Mr. Giammarco has also applied for humanitarian parole from DHS to permit him to return to Connecticut for a period of one year, so as to rejoin his family. His wife Sharon Giammarco has been forced to take three jobs to support herself and their five-year old daughter. His mother, 84 years old, suffers from a terminal heart condition and his father, 91 years old, struggles with dementia. In addition, parole would allow Mr. Giammarco to testify at any BOPP hearing and to participate actively in Giammarco v. Johnson, No. 3:13-cv-1670-VLB (D.Conn.), a separate federal lawsuit over his pending citizenship application.
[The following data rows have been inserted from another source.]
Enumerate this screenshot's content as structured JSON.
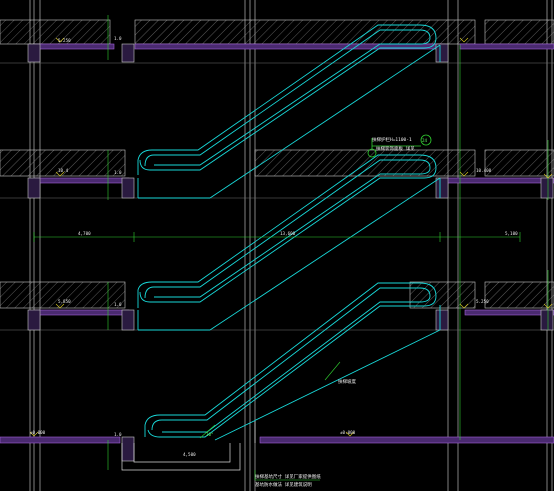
{
  "drawing": {
    "colors": {
      "background": "#000000",
      "escalator": "#18d7d7",
      "slab_hatch": "#c8c8c8",
      "floor_finish": "#9050c0",
      "grid": "#d8d8d8",
      "dimension": "#30d030",
      "marker": "#e0d020",
      "callout": "#30d030"
    },
    "floors": [
      {
        "level_label": "5.250",
        "slab_tag": "1.0"
      },
      {
        "level_label": "10.4",
        "slab_tag": "1.0"
      },
      {
        "level_label": "5.850",
        "slab_tag": "1.0"
      },
      {
        "level_label": "±0.000",
        "slab_tag": "1.0"
      }
    ],
    "notes": {
      "callout_line1": "扶梯护栏H=1100-1",
      "callout_line2": "扶梯装饰面板 详见",
      "callout_tag": "24",
      "incline_note": "扶梯坡度",
      "angle_label": "30°",
      "bottom_note_line1": "扶梯基坑尺寸 详见厂家提供图纸",
      "bottom_note_line2": "基坑防水做法 详见建筑说明",
      "bottom_dim": "4,500"
    },
    "dimensions": {
      "mid_left": "4,700",
      "mid_center": "13,600",
      "mid_right": "5,100",
      "right_level_a": "±0.000",
      "right_level_b": "5.250",
      "right_level_c": "10.400"
    }
  }
}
“Arnold has proven that people can transform their lives and the lives of the people they love,” said Mrs. Giammarco. “My daughter and I need him home so that we may continue to grow together. He has suffered enough and I pray that this pardon will give him another chance.”

“We urge the government to permit an upstanding veteran to return to the country he served honorably, the family that needs him, and the only home he knows,” said Garry Monk, Executive Director of the National Veteran’s Council for Legal Redress.  

“ULA hopes that the government will undue the harm that deportation has done to this Connecticut family and their community,” said John Jairo Lugo of Unidad Latina en Acción (ULA). “Mr. Giammarco represents hundreds of thousands of immigrants who have no significant criminal record, yet have been needlessly separated from their families.”

“The Obama Administration has deported 2 million people, but Congress has given DHS broad authority to grant humanitarian parole to persons outside the United States,” said Erika Nyborg-Burch, a law student intern with the Jerome Frank Legal Services Organization of Yale University. “DHS should bring this veteran home.”

View photo galleries: Arnold’s life and what’s happened since he’s been gone